9:30AM: YESTERDAY was not the first time Carlton footballer Heath Scotland had successfully used a firefighting career to avoid a conviction for club violence.
The Blues midfielder was the only one of four men charged over a January brawl at the Mulwala Ski Club to escape both a fine and a criminal record, despite pleading guilty to a charge over a king-hit that left a man unconscious.
Instead, Scotland, 32, received a two-year good behaviour bond. Magistrate Tony Murray said normally the assault charge would also have warranted a conviction, but in this case he said there were extenuating circumstances.
The court was told Carlton would suspend Scotland for two preseason matches and fine him $3000.
A conviction would have meant Scotland would have been banned from joining the Metropolitan Fire Brigade for 10 years, ruining his post-AFL aspirations.
But in 2005, Scotland was told he would “only get this opportunity once” after escaping conviction for slapping an ex-girlfriend on the face at the Next Blue nightclub in Melbourne.
The midfielder had been charged with assault and recklessly causing injury.
In court in 2006, Scotland revealed his firefighting ambitions and magistrate Paul Smith took heed.
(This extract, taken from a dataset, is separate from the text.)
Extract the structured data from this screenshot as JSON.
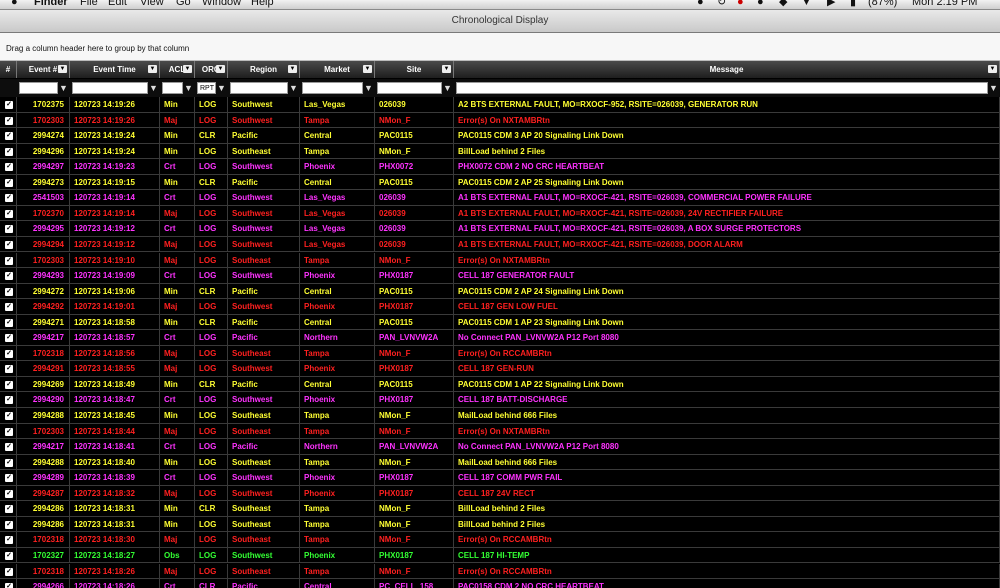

He told the court that while the charges against Scotland were serious, he had an ambition to become a fireman, a job that required a clean record.
Scotland was ordered to pay $3000 to beyondblue and formally apologise to the woman and the police to avoid being convicted of the charges.
Lawyer Bernie Balmer, who represented Scotland yesterday, also represented Scotland in 2006.